Please state how many lines in the records below contain the word "Editor", giving only the number.

(Beginning of PROVIDED DATA)

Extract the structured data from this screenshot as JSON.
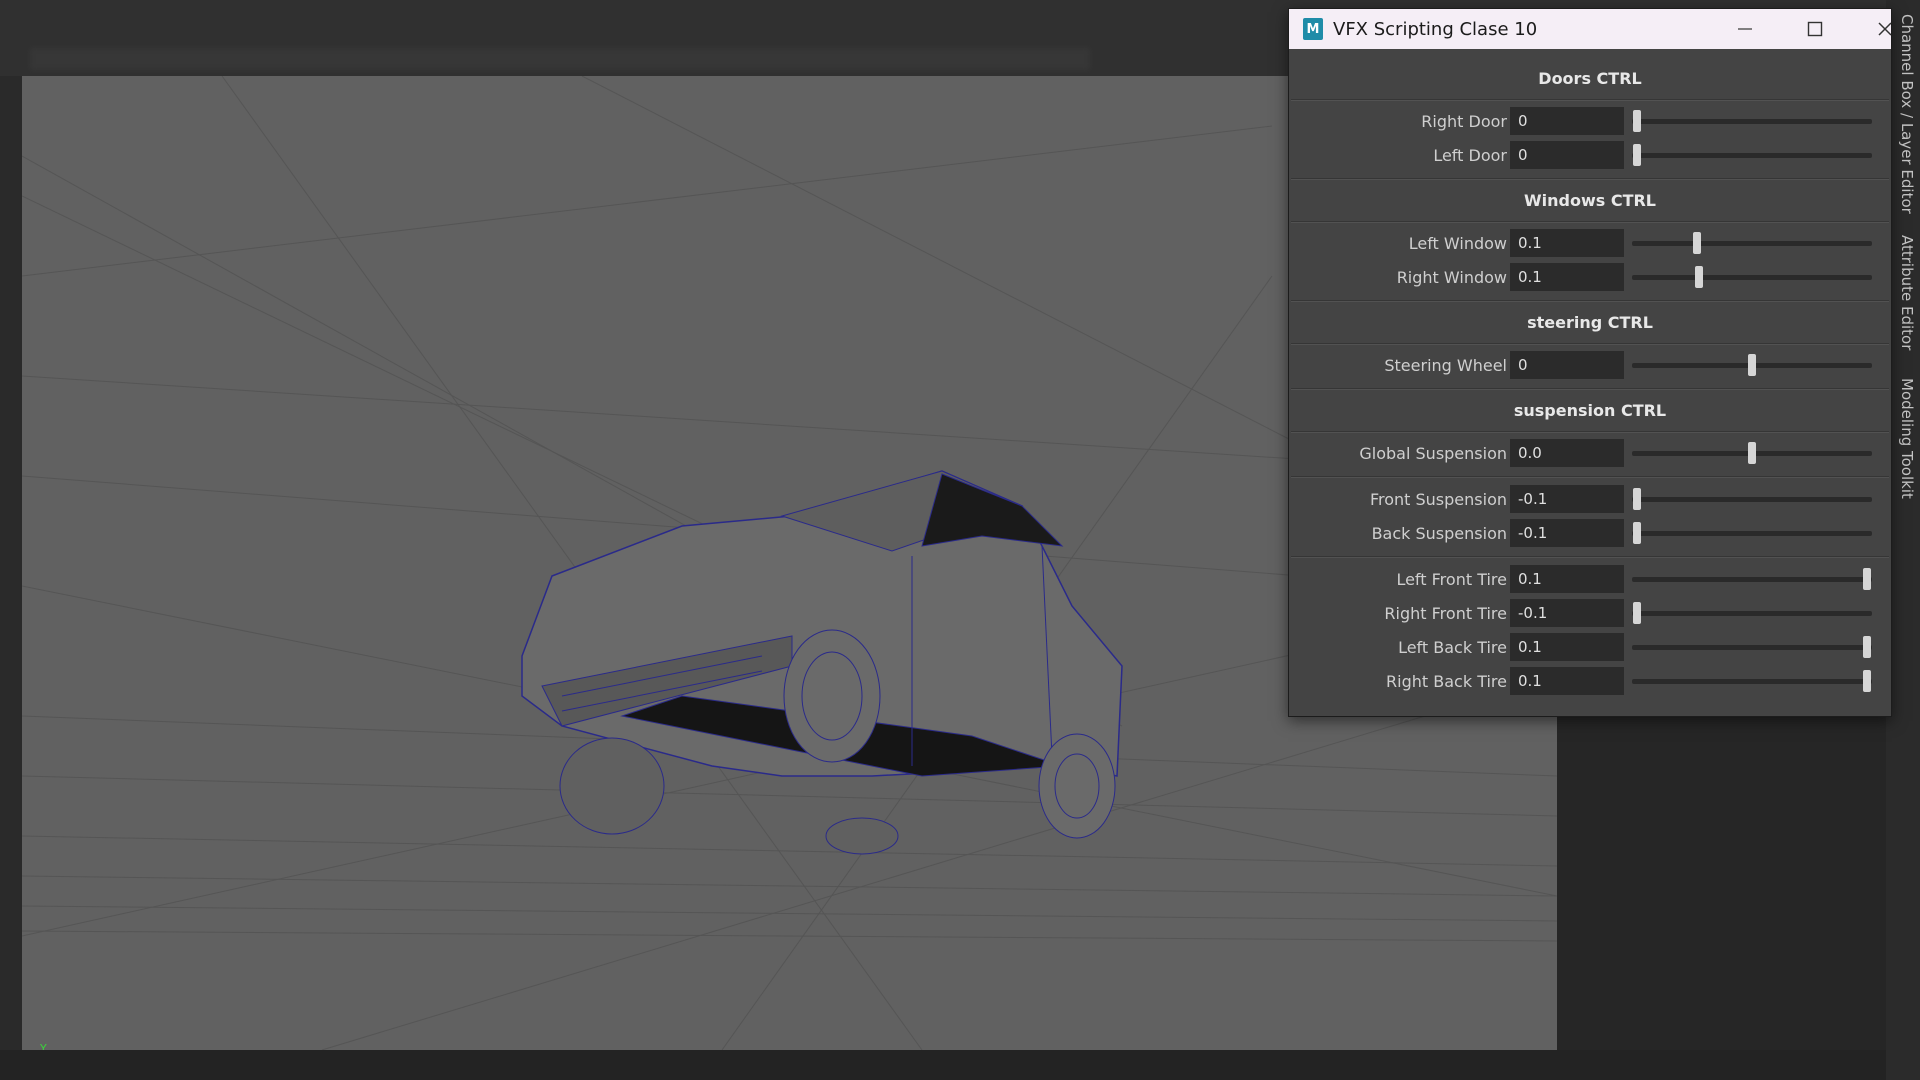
{
  "window": {
    "title": "VFX Scripting Clase 10",
    "icon_letter": "M",
    "minimize_icon": "minimize-icon",
    "maximize_icon": "maximize-icon",
    "close_icon": "close-icon"
  },
  "side_tabs": [
    "Channel Box / Layer Editor",
    "Attribute Editor",
    "Modeling Toolkit"
  ],
  "viewport": {
    "axis_label": "Y"
  },
  "sections": {
    "doors": "Doors CTRL",
    "windows": "Windows CTRL",
    "steering": "steering CTRL",
    "suspension": "suspension CTRL"
  },
  "controls": {
    "right_door": {
      "label": "Right Door",
      "value": "0",
      "slider": 0.02
    },
    "left_door": {
      "label": "Left Door",
      "value": "0",
      "slider": 0.02
    },
    "left_window": {
      "label": "Left Window",
      "value": "0.1",
      "slider": 0.27
    },
    "right_window": {
      "label": "Right Window",
      "value": "0.1",
      "slider": 0.28
    },
    "steering_wheel": {
      "label": "Steering Wheel",
      "value": "0",
      "slider": 0.5
    },
    "global_suspension": {
      "label": "Global Suspension",
      "value": "0.0",
      "slider": 0.5
    },
    "front_suspension": {
      "label": "Front Suspension",
      "value": "-0.1",
      "slider": 0.02
    },
    "back_suspension": {
      "label": "Back Suspension",
      "value": "-0.1",
      "slider": 0.02
    },
    "left_front_tire": {
      "label": "Left Front Tire",
      "value": "0.1",
      "slider": 0.98
    },
    "right_front_tire": {
      "label": "Right Front Tire",
      "value": "-0.1",
      "slider": 0.02
    },
    "left_back_tire": {
      "label": "Left Back Tire",
      "value": "0.1",
      "slider": 0.98
    },
    "right_back_tire": {
      "label": "Right Back Tire",
      "value": "0.1",
      "slider": 0.98
    }
  }
}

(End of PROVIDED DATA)

> [SOLUTION TO THIS TASK]:
2